  • Frontal-Temporal Dementia
Abington Memory Center provides:
  • Assessment, evaluation, and diagnostic workup
  • Caregiver education
  • Medication and behavioral management for problems and distress
  • Treatment recommendations
  • Psychosocial support for caregivers
  • Opportunities to participate in research studies

We understand the importance of daily care for those with memory and cognitive issues. We recommend SarahCare, an adult day health care company dedicated to providing a safe and comfortable environment for seniors. Click here to contact SarahCare.

Dr. Weisman serves as director of ANA’s Clinical Research Center and Memory Center. He has been a leading trialist in Alzheimer’s disease research for more than a decade. He developed novel clinical testing, symptom capture methodologies, and conducted many therapeutic trials at the site level.

He received his B.A. in philosophy from Franklin and Marshall and medical degree from Penn State. After an internship in San Francisco, he completed his residency at Yale where he served as chief resident. He then completed fellowship training with Dr. Thal at UCSD, helping to conduct clinical trials at the Alzheimer’s Disease Cooperative Study, and conducting pathology studies in Alzheimer’s disease and Dementia with Lewy Bodies.

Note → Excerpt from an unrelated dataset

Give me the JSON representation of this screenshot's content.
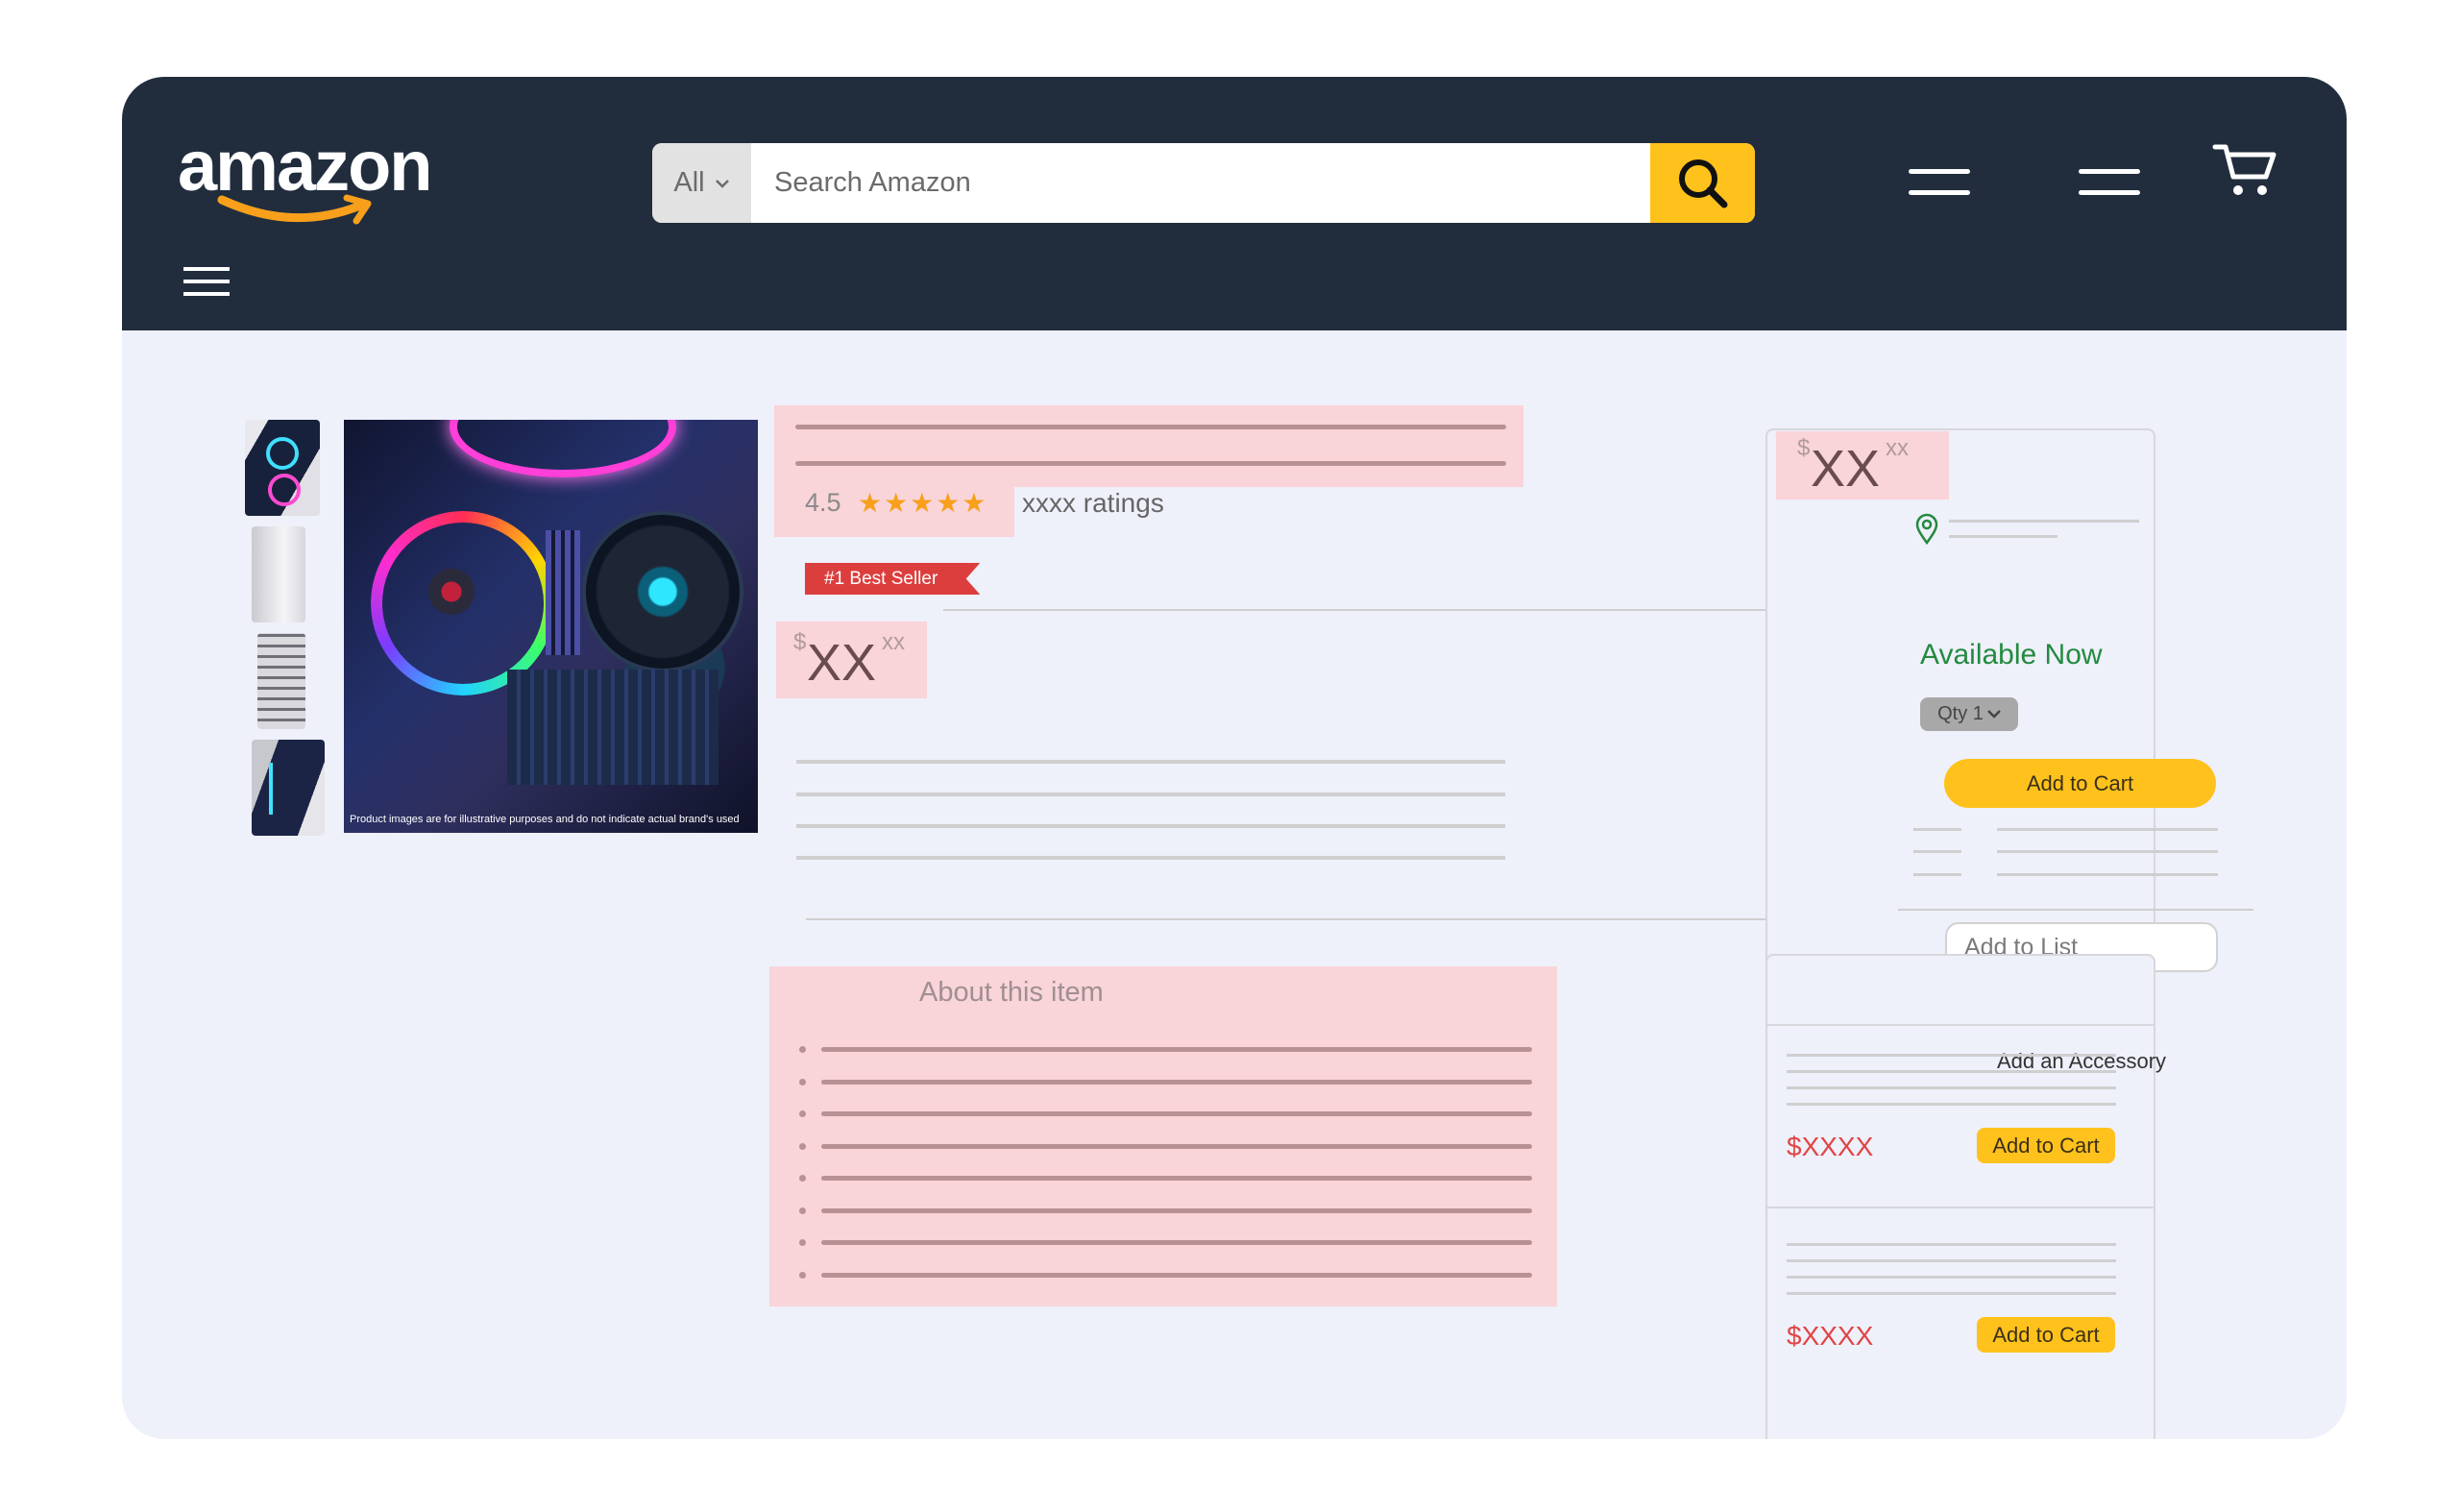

Dr. Weisman’s work focuses on patients, conducting clinical trials, and developing evaluations to better allow for early detection of Mild Cognitive Impairment and Alzheimer’s disease.